Top of Record excerpts

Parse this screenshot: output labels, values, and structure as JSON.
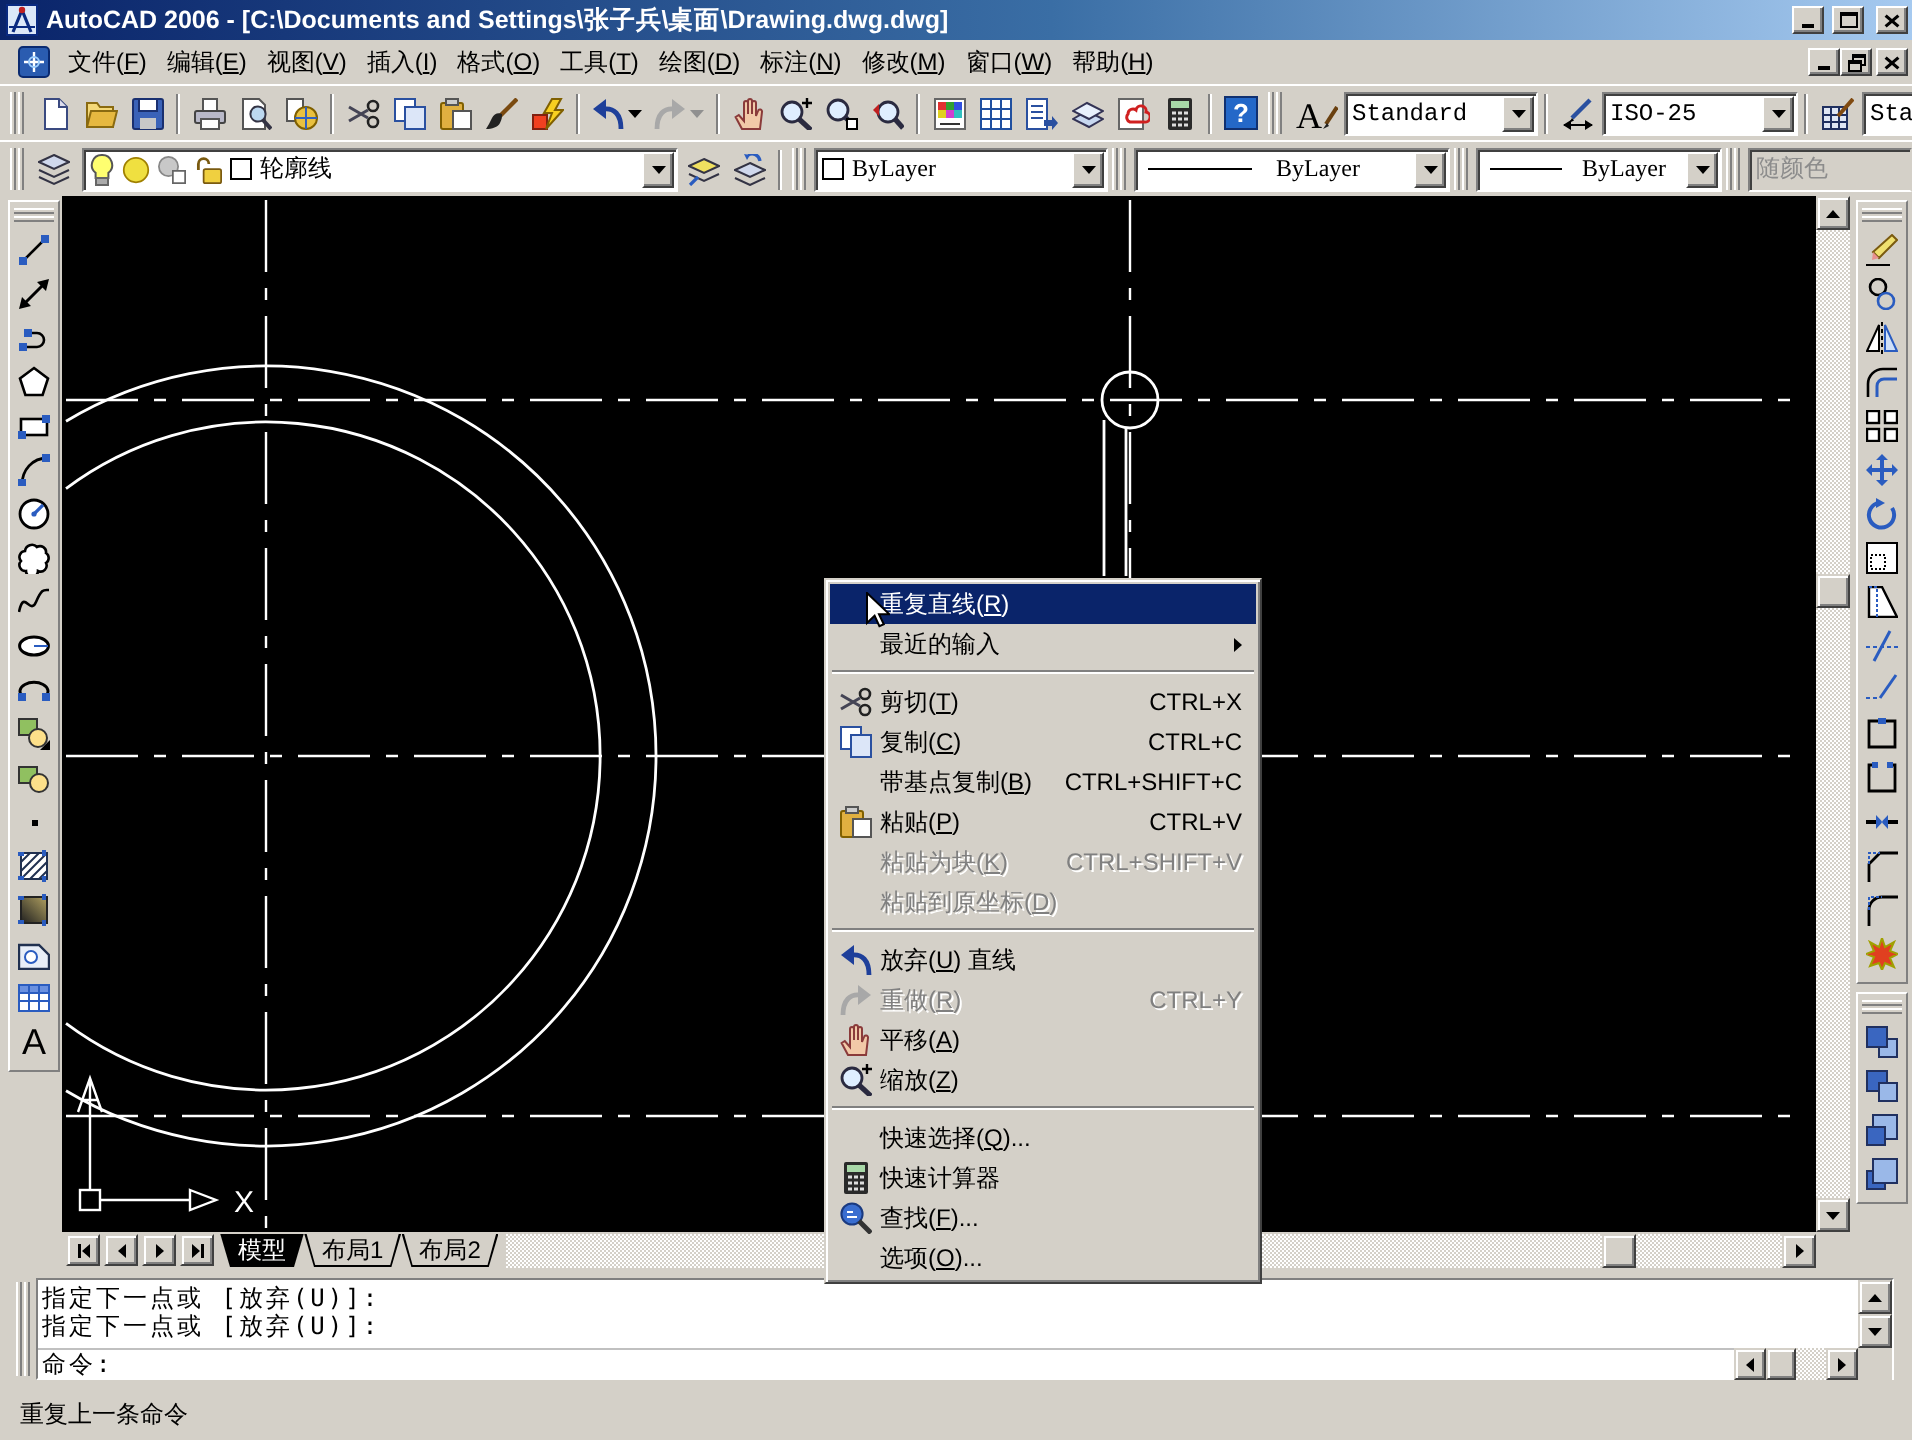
{
  "window": {
    "title": "AutoCAD 2006 - [C:\\Documents and Settings\\张子兵\\桌面\\Drawing.dwg.dwg]"
  },
  "menu_bar": {
    "items": [
      "文件(F)",
      "编辑(E)",
      "视图(V)",
      "插入(I)",
      "格式(O)",
      "工具(T)",
      "绘图(D)",
      "标注(N)",
      "修改(M)",
      "窗口(W)",
      "帮助(H)"
    ]
  },
  "standard_toolbar": {
    "redo": {
      "disabled": true
    },
    "help_glyph": "?"
  },
  "styles_toolbar": {
    "text_style_glyph": "A",
    "text_style": "Standard",
    "dimension_style": "ISO-25",
    "table_style": "Sta"
  },
  "layers_toolbar": {
    "layer": {
      "name": "轮廓线",
      "on": true,
      "frozen": false,
      "locked": false
    }
  },
  "properties_toolbar": {
    "color_setting": "ByLayer",
    "linetype": "ByLayer",
    "lineweight": "ByLayer",
    "plot_style": {
      "value": "随颜色",
      "disabled": true
    }
  },
  "draw_toolbar": {
    "text_glyph": "A"
  },
  "drawing": {
    "ucs_x_label": "X"
  },
  "layout_tabs": [
    {
      "label": "模型",
      "selected": true
    },
    {
      "label": "布局1",
      "selected": false
    },
    {
      "label": "布局2",
      "selected": false
    }
  ],
  "context_menu": {
    "sections": [
      {
        "items": [
          {
            "label": "重复直线(R)",
            "selected": true,
            "disabled": false,
            "submenu": false
          },
          {
            "label": "最近的输入",
            "selected": false,
            "disabled": false,
            "submenu": true
          }
        ]
      },
      {
        "items": [
          {
            "label": "剪切(T)",
            "shortcut": "CTRL+X",
            "selected": false,
            "disabled": false,
            "submenu": false
          },
          {
            "label": "复制(C)",
            "shortcut": "CTRL+C",
            "selected": false,
            "disabled": false,
            "submenu": false
          },
          {
            "label": "带基点复制(B)",
            "shortcut": "CTRL+SHIFT+C",
            "selected": false,
            "disabled": false,
            "submenu": false
          },
          {
            "label": "粘贴(P)",
            "shortcut": "CTRL+V",
            "selected": false,
            "disabled": false,
            "submenu": false
          },
          {
            "label": "粘贴为块(K)",
            "shortcut": "CTRL+SHIFT+V",
            "selected": false,
            "disabled": true,
            "submenu": false
          },
          {
            "label": "粘贴到原坐标(D)",
            "selected": false,
            "disabled": true,
            "submenu": false
          }
        ]
      },
      {
        "items": [
          {
            "label": "放弃(U) 直线",
            "selected": false,
            "disabled": false,
            "submenu": false
          },
          {
            "label": "重做(R)",
            "shortcut": "CTRL+Y",
            "selected": false,
            "disabled": true,
            "submenu": false
          },
          {
            "label": "平移(A)",
            "selected": false,
            "disabled": false,
            "submenu": false
          },
          {
            "label": "缩放(Z)",
            "selected": false,
            "disabled": false,
            "submenu": false
          }
        ]
      },
      {
        "items": [
          {
            "label": "快速选择(Q)...",
            "selected": false,
            "disabled": false,
            "submenu": false
          },
          {
            "label": "快速计算器",
            "selected": false,
            "disabled": false,
            "submenu": false
          },
          {
            "label": "查找(F)...",
            "selected": false,
            "disabled": false,
            "submenu": false
          },
          {
            "label": "选项(O)...",
            "selected": false,
            "disabled": false,
            "submenu": false
          }
        ]
      }
    ]
  },
  "command_window": {
    "history": [
      "指定下一点或 [放弃(U)]:",
      "指定下一点或 [放弃(U)]:"
    ],
    "prompt": "命令:"
  },
  "status_bar": {
    "text": "重复上一条命令"
  }
}
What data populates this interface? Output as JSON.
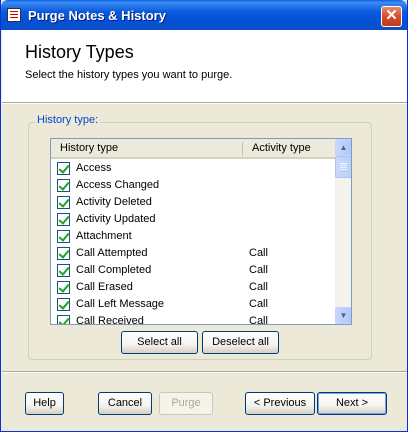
{
  "window": {
    "title": "Purge Notes & History",
    "close_glyph": "✕"
  },
  "header": {
    "title": "History Types",
    "subtitle": "Select the history types you want to purge."
  },
  "group": {
    "label": "History type:"
  },
  "list": {
    "columns": {
      "type": "History type",
      "activity": "Activity type"
    },
    "rows": [
      {
        "name": "Access",
        "activity": "",
        "checked": true
      },
      {
        "name": "Access Changed",
        "activity": "",
        "checked": true
      },
      {
        "name": "Activity Deleted",
        "activity": "",
        "checked": true
      },
      {
        "name": "Activity Updated",
        "activity": "",
        "checked": true
      },
      {
        "name": "Attachment",
        "activity": "",
        "checked": true
      },
      {
        "name": "Call Attempted",
        "activity": "Call",
        "checked": true
      },
      {
        "name": "Call Completed",
        "activity": "Call",
        "checked": true
      },
      {
        "name": "Call Erased",
        "activity": "Call",
        "checked": true
      },
      {
        "name": "Call Left Message",
        "activity": "Call",
        "checked": true
      },
      {
        "name": "Call Received",
        "activity": "Call",
        "checked": true
      }
    ],
    "scroll_up_glyph": "▲",
    "scroll_down_glyph": "▼"
  },
  "buttons": {
    "select_all": "Select all",
    "deselect_all": "Deselect all",
    "help": "Help",
    "cancel": "Cancel",
    "purge": "Purge",
    "previous": "< Previous",
    "next": "Next >"
  },
  "colors": {
    "titlebar": "#0a58dc",
    "group_label": "#0046d5",
    "checkmark": "#21a121"
  }
}
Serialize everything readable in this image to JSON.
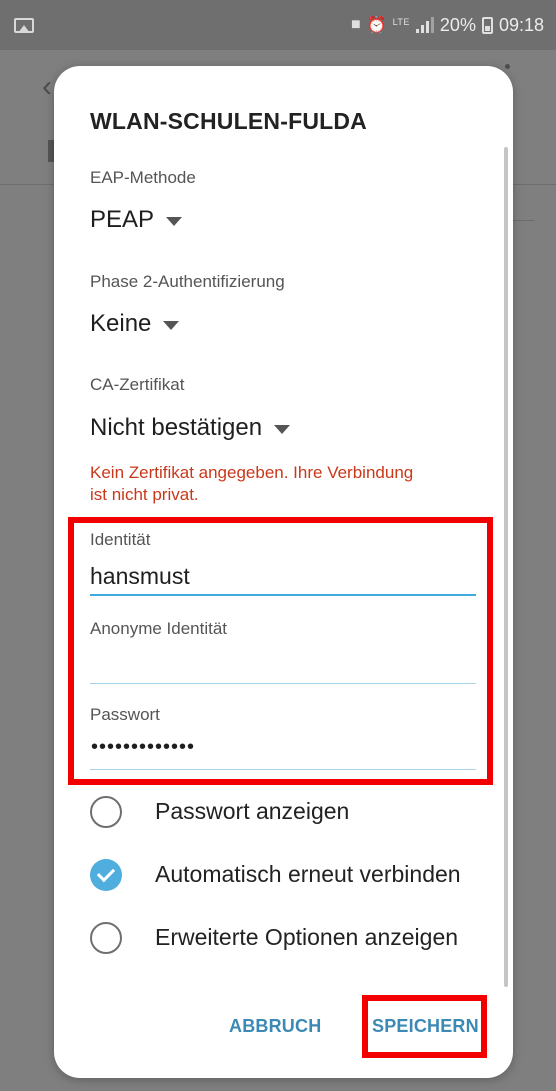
{
  "status_bar": {
    "network": "LTE",
    "battery": "20%",
    "time": "09:18"
  },
  "dialog": {
    "title": "WLAN-SCHULEN-FULDA",
    "eap_method": {
      "label": "EAP-Methode",
      "value": "PEAP"
    },
    "phase2": {
      "label": "Phase 2-Authentifizierung",
      "value": "Keine"
    },
    "ca_certificate": {
      "label": "CA-Zertifikat",
      "value": "Nicht bestätigen"
    },
    "warning_line1": "Kein Zertifikat angegeben. Ihre Verbindung",
    "warning_line2": "ist nicht privat.",
    "identity": {
      "label": "Identität",
      "value": "hansmust"
    },
    "anonymous_identity": {
      "label": "Anonyme Identität",
      "value": ""
    },
    "password": {
      "label": "Passwort",
      "value": "•••••••••••••"
    },
    "options": [
      {
        "label": "Passwort anzeigen",
        "checked": false
      },
      {
        "label": "Automatisch erneut verbinden",
        "checked": true
      },
      {
        "label": "Erweiterte Optionen anzeigen",
        "checked": false
      }
    ],
    "buttons": {
      "cancel": "ABBRUCH",
      "save": "SPEICHERN"
    }
  },
  "colors": {
    "accent": "#3fa9e0",
    "button_text": "#3b89b4",
    "warning": "#c9381a",
    "highlight": "#f20000",
    "overlay": "#7f7f7f"
  }
}
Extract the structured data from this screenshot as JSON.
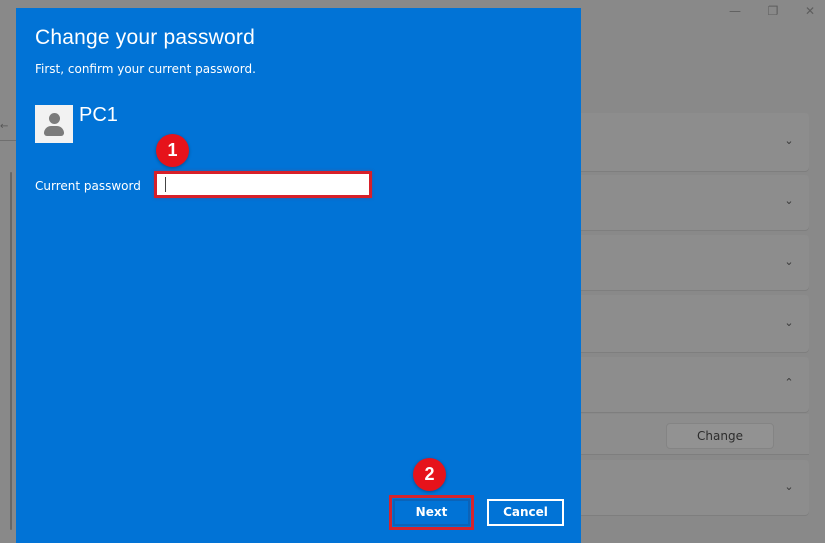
{
  "background_window": {
    "controls": {
      "minimize_icon": "—",
      "restore_icon": "❐",
      "close_icon": "✕"
    },
    "back_glyph": "←",
    "cards": [
      {
        "chevron": "down"
      },
      {
        "chevron": "down"
      },
      {
        "chevron": "down"
      },
      {
        "chevron": "down"
      },
      {
        "chevron": "up"
      },
      {
        "chevron": "down"
      }
    ],
    "change_button_label": "Change"
  },
  "dialog": {
    "title": "Change your password",
    "subtitle": "First, confirm your current password.",
    "account_name": "PC1",
    "current_password_label": "Current password",
    "current_password_value": "",
    "next_label": "Next",
    "cancel_label": "Cancel",
    "accent_color": "#0173d6"
  },
  "annotations": {
    "step1": "1",
    "step2": "2",
    "highlight_color": "#e6131b"
  }
}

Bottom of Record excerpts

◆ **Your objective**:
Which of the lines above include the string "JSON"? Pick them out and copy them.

◆ **Exercise solution**:
Parse this screenshot: output labels, values, and structure as JSON.
What data populates this interface? Output as JSON.
Serialize everything readable in this image to JSON.
Extract the structured data from this screenshot as JSON.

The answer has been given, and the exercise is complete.